NSW Department of Environment and Climate Change (NSW DECC) (2005al). Nightcap National Park - fire management strategy. [Online]. Available from: http://www.environment.nsw.gov.au/firemanagement/NightcapNpFms.htm.
NSW Department of Environment and Conservation (NSW DEC) (2004g). Recovery Plan for Eidothea hardeniana. [Online]. Hurstville, NSW: NSW Department of Environment and Conservation. Available from: http://www.environment.gov.au/biodiversity/threatened/publications/recovery/e-hardeniana/index.html.
NSW National Parks and Wildlife Service (NSW NPWS) (2004a). Parks & Reserves of the Tweed Caldera, Plan of Management. [Online]. NSW Department of Environment and Climate Change. Available from: http://www.environment.nsw.gov.au/parkmanagement/MountWarningNPMgmtplan.htm. [Accessed: 19-Jun-2008].
Threatened Species Scientific Committee (TSSC) (2002k). Commonwealth Listing Advice on Eidothea sp. Nightcap Range (P.H.Weston 2469) (Nightcap Oak). [Online]. Available from: http://www.environment.gov.au/biodiversity/threatened/species/eidothea.html.
Weston, P.H. & R.M. Kooyman (2002a). Systematics of Eidothea (Proteaceae), with the description of a new species, E. hardeniana, from the Nightcap Range, north-eastern New South Wales. Telopea. 9(4):821-832. [Online]. Available from: http://plantnet.rbgsyd.nsw.gov.au/Telopea/pdf/Tel9(4)821Wes.pdf.
Weston, P.H. & R.M. Kooyman (2002b). Botany and Ecology of the 'Nightcap Oak', Eidothea hardeniana. Australian Plants. 21 (172):339-342. [Online]. Available from: http://farrer.riv.csu.edu.au/ASGAP/APOL32/dec03-4.html.
This database is designed to provide statutory, biological and ecological information on species and ecological communities, migratory species, marine species, and species and species products subject to international trade and commercial use protected under the Environment Protection and Biodiversity Conservation Act 1999 (the EPBC Act). It has been compiled from a range of sources including listing advice, recovery plans, published literature and individual experts. While reasonable efforts have been made to ensure the accuracy of the information, no guarantee is given, nor responsibility taken, by the Commonwealth for its accuracy, currency or completeness. The Commonwealth does not accept any responsibility for any loss or damage that may be occasioned directly or indirectly through the use of, or reliance on, the information contained in this database. The information contained in this database does not necessarily represent the views of the Commonwealth. This database is not intended to be a complete source of information on the matters it deals with. Individuals and organisations should consider all the available information, including that available from other sources, in deciding whether there is a need to make a referral or apply for a permit or exemption under the EPBC Act.

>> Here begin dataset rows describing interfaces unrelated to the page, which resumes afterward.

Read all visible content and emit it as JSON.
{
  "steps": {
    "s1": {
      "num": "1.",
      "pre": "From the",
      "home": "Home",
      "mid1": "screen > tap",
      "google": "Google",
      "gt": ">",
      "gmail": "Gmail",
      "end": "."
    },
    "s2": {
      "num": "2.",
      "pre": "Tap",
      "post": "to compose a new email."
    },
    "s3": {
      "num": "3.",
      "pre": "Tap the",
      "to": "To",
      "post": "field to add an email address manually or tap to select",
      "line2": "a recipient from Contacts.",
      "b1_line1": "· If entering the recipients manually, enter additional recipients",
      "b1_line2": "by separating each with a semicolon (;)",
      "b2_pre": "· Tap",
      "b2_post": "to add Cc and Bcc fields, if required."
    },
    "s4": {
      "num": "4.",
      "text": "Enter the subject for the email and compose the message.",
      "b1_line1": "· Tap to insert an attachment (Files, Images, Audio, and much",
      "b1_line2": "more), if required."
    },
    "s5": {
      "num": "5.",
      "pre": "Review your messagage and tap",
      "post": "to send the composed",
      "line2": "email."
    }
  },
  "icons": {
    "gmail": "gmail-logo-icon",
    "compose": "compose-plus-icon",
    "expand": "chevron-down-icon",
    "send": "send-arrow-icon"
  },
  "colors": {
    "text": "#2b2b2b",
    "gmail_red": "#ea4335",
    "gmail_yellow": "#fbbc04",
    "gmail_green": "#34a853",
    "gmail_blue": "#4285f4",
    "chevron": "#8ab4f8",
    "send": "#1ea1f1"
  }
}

Citation: Department of the Environment (2014). Eidothea hardeniana in Species Profile and Threats Database, Department of the Environment, Canberra. Available from: http://www.environment.gov.au/sprat. Accessed Tue, 15 Jul 2014 01:35:58 +1000.